**Data provided**
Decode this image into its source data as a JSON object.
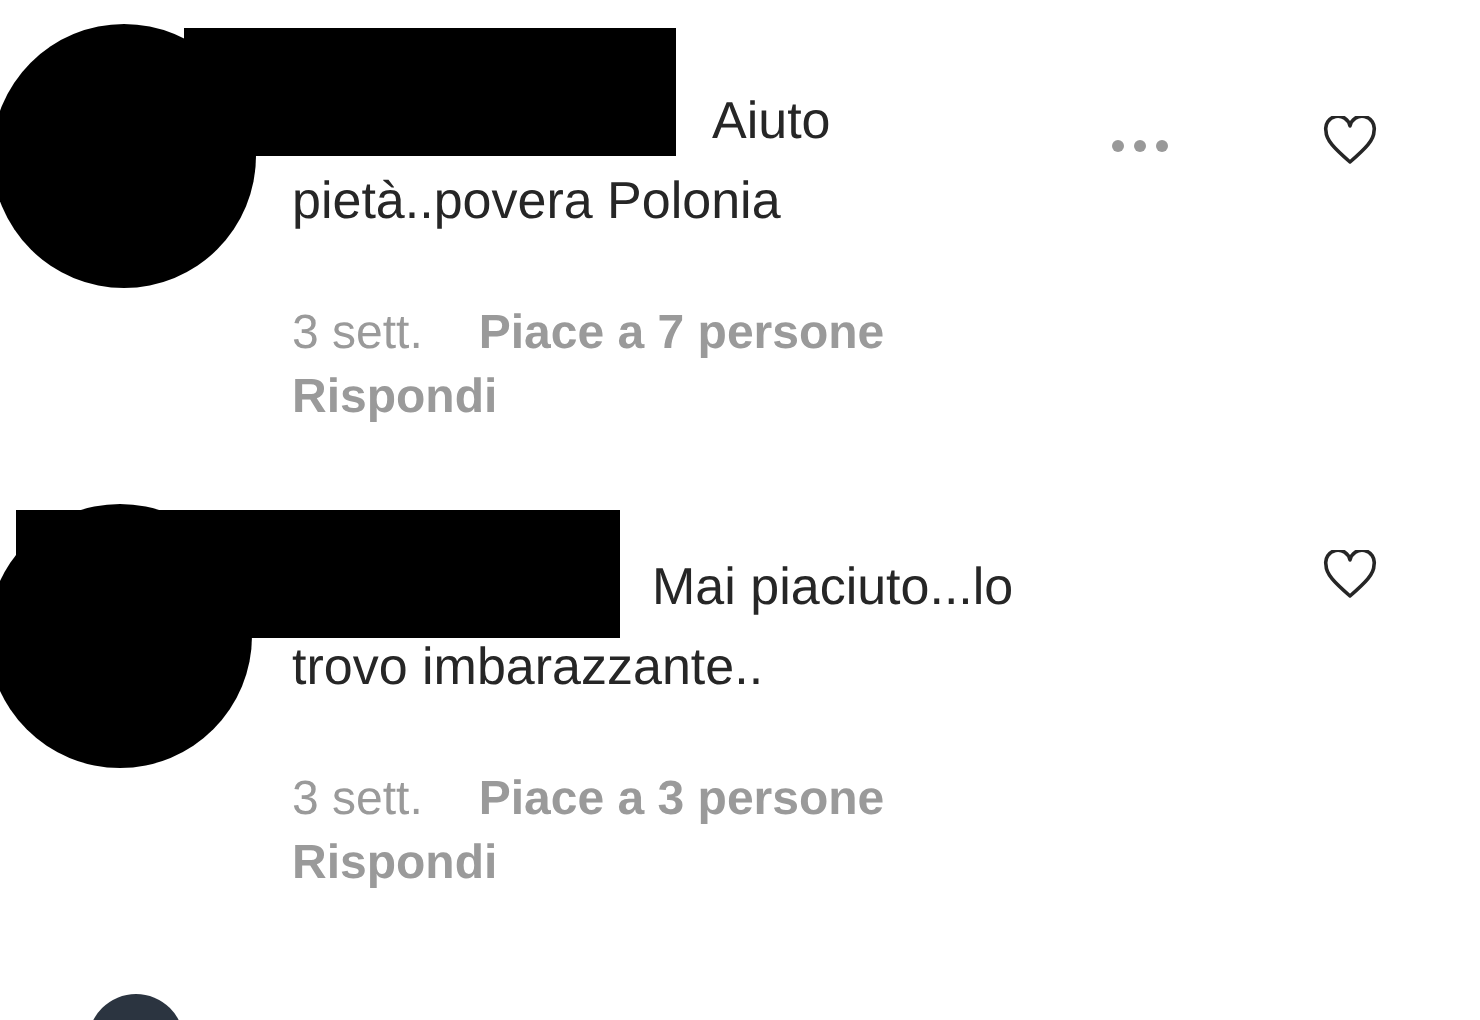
{
  "comments": [
    {
      "redacted": true,
      "text": "Aiuto pietà..povera Polonia",
      "time": "3 sett.",
      "likes": "Piace a 7 persone",
      "reply": "Rispondi",
      "more_options": true,
      "liked": false
    },
    {
      "redacted": true,
      "text": "Mai piaciuto...lo trovo imbarazzante..",
      "time": "3 sett.",
      "likes": "Piace a 3 persone",
      "reply": "Rispondi",
      "more_options": false,
      "liked": false
    }
  ]
}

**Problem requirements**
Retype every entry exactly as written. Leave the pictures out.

**Written reply**
Decode this image into its source data as a JSON object.
{
  "comments": [
    {
      "redacted": true,
      "text": "Aiuto pietà..povera Polonia",
      "time": "3 sett.",
      "likes": "Piace a 7 persone",
      "reply": "Rispondi",
      "more_options": true,
      "liked": false
    },
    {
      "redacted": true,
      "text": "Mai piaciuto...lo trovo imbarazzante..",
      "time": "3 sett.",
      "likes": "Piace a 3 persone",
      "reply": "Rispondi",
      "more_options": false,
      "liked": false
    }
  ]
}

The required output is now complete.